EXERCISE DIRECTIONS: Where the word "Default" shows up in a line below, that line is counted. State how many lines are counted, without any other words.

==============================

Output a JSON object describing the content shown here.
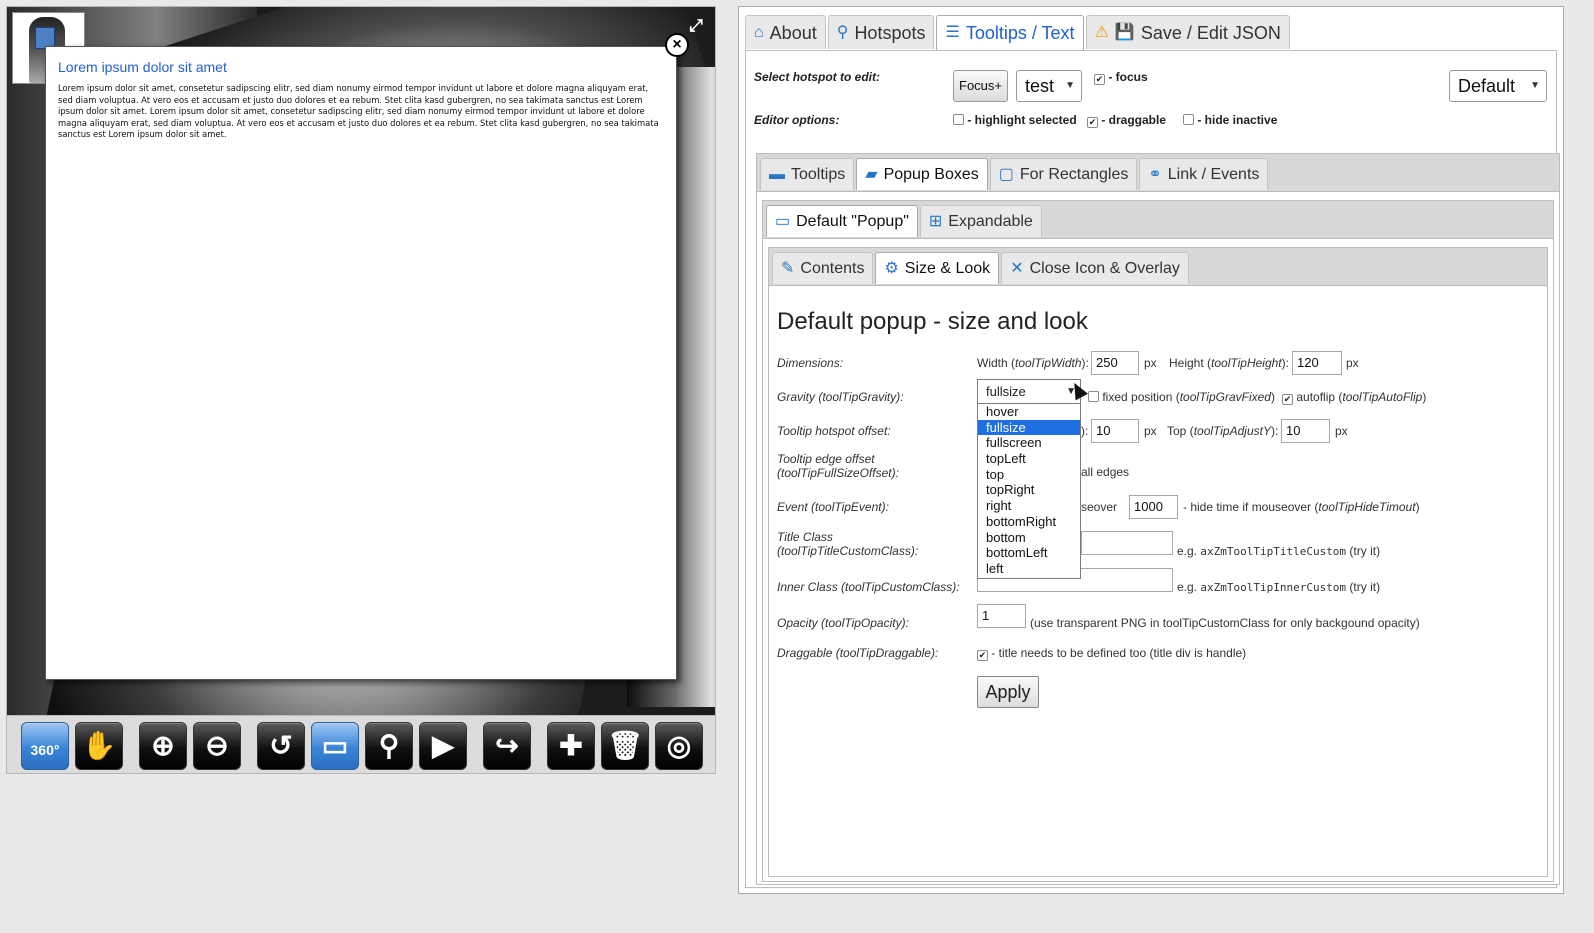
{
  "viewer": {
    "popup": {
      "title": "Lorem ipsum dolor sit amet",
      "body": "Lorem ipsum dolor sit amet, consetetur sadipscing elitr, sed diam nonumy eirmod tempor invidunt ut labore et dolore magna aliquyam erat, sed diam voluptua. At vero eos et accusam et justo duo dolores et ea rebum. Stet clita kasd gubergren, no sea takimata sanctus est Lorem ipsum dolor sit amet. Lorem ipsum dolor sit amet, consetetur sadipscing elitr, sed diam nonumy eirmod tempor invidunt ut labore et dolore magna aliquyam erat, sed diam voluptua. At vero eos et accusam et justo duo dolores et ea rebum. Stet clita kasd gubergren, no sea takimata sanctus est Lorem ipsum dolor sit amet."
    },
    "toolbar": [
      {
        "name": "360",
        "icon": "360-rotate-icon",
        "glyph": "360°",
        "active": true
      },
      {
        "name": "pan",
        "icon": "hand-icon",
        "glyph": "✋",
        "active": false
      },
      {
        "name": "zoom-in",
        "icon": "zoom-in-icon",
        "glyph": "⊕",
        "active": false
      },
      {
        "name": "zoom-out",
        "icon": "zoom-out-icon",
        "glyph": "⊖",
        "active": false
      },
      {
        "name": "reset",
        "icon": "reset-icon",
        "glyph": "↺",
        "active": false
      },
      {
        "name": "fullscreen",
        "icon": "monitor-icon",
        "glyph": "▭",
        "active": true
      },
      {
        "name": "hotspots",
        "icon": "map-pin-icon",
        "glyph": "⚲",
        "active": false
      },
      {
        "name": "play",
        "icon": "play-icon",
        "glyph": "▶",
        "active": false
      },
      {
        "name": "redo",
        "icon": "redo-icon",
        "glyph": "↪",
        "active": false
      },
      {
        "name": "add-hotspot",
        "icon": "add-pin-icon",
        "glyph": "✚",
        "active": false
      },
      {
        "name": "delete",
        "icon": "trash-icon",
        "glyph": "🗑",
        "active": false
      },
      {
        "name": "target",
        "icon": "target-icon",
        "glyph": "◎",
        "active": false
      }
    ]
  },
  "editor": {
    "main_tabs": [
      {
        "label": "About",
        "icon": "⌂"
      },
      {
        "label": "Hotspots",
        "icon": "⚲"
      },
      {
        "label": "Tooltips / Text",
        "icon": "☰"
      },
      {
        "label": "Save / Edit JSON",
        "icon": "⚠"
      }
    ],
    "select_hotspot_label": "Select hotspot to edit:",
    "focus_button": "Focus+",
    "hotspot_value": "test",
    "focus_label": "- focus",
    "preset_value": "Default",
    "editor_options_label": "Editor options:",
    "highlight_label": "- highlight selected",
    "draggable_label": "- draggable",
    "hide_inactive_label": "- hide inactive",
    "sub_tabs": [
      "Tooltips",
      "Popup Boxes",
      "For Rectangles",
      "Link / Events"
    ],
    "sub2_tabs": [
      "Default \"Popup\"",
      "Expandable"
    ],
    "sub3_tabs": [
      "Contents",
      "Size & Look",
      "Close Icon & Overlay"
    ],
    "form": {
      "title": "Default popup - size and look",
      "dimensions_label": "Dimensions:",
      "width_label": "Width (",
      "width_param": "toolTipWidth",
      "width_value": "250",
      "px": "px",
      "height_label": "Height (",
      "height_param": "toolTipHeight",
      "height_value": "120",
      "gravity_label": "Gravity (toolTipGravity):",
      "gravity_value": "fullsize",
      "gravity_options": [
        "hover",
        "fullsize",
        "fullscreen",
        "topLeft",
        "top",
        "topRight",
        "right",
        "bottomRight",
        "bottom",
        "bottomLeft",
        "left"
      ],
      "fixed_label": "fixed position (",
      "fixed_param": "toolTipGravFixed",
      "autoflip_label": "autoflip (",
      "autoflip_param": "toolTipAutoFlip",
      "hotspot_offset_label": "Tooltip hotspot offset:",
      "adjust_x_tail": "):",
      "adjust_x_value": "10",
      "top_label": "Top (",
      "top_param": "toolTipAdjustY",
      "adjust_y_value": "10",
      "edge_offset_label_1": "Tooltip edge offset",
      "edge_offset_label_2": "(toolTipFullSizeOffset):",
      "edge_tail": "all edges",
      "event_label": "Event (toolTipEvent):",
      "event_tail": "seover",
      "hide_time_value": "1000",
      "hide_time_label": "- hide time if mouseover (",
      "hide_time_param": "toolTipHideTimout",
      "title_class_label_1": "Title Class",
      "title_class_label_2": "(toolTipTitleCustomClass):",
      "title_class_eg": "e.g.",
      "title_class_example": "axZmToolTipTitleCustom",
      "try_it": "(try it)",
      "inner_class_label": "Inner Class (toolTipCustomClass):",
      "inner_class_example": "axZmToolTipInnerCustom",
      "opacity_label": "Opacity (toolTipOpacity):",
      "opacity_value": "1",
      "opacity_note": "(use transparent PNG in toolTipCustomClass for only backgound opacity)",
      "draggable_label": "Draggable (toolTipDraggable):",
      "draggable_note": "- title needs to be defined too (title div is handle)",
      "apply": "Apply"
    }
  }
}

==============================

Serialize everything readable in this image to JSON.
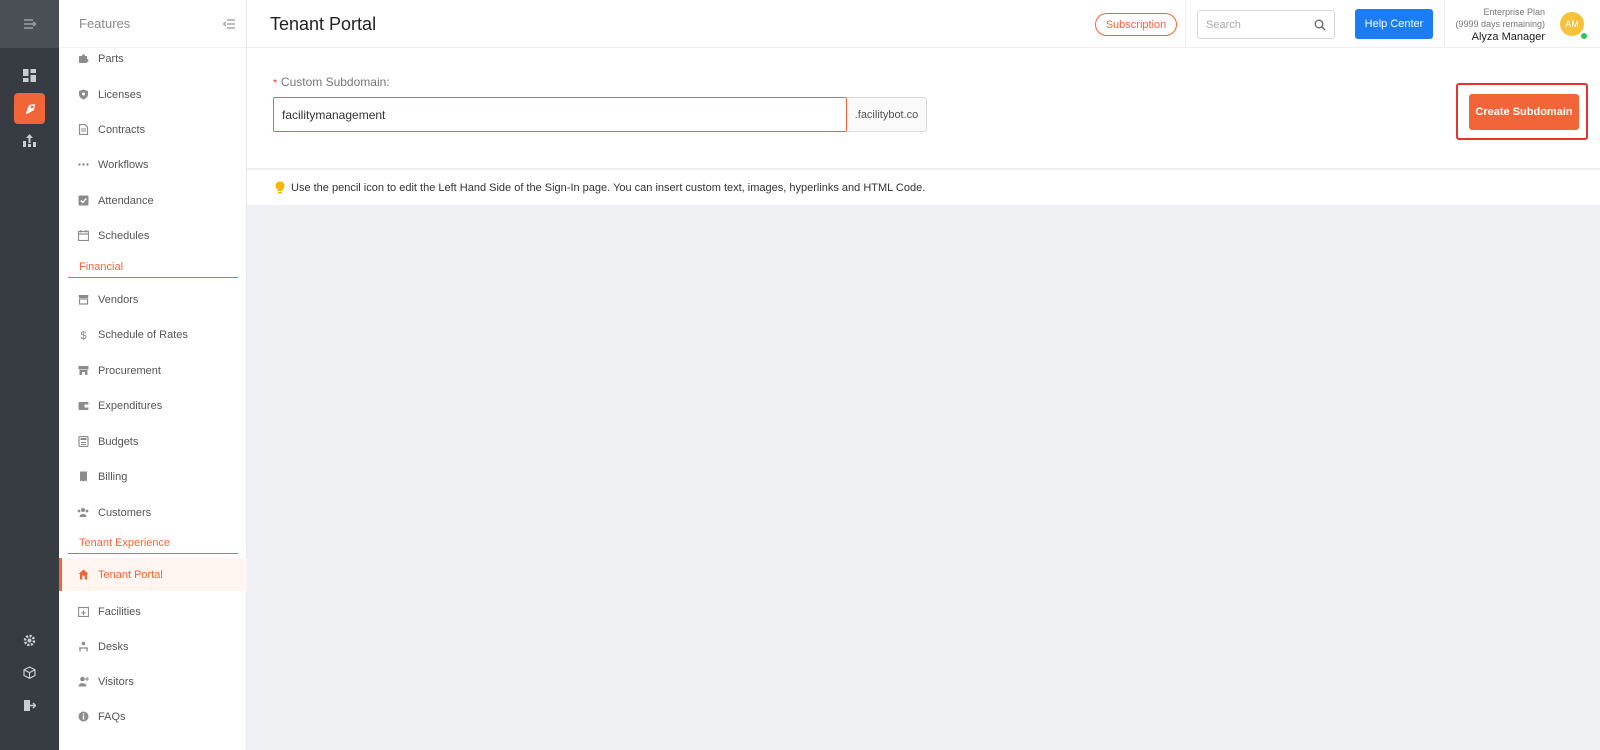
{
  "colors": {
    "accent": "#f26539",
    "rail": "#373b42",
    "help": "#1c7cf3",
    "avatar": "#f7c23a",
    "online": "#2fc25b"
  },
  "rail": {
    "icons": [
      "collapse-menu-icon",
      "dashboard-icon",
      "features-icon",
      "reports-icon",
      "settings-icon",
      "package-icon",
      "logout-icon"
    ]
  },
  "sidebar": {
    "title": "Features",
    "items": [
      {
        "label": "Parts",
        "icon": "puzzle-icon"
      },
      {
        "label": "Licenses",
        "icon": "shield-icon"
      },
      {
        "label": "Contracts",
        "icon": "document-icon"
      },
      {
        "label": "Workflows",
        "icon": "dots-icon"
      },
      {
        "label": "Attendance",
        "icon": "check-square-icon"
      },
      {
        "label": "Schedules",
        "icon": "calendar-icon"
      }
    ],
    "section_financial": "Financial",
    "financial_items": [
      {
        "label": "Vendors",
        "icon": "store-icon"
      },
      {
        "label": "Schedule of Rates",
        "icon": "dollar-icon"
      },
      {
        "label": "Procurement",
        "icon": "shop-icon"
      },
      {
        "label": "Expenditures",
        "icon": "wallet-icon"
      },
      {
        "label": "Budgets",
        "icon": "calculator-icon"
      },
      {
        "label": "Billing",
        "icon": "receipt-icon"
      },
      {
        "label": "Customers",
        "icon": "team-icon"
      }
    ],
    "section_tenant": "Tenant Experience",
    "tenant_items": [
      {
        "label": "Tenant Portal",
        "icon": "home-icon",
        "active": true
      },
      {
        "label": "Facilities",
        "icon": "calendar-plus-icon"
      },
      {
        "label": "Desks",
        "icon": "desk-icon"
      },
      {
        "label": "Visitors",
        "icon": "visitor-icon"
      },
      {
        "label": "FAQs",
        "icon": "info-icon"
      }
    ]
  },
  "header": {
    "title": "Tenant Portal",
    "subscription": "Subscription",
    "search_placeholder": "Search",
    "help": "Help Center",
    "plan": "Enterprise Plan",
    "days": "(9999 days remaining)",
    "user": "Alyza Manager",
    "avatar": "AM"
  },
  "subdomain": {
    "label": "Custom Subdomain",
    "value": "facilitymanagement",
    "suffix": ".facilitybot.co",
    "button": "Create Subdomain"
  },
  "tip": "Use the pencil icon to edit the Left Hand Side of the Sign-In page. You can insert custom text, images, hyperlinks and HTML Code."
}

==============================

EXERCISE RESPONSE: 3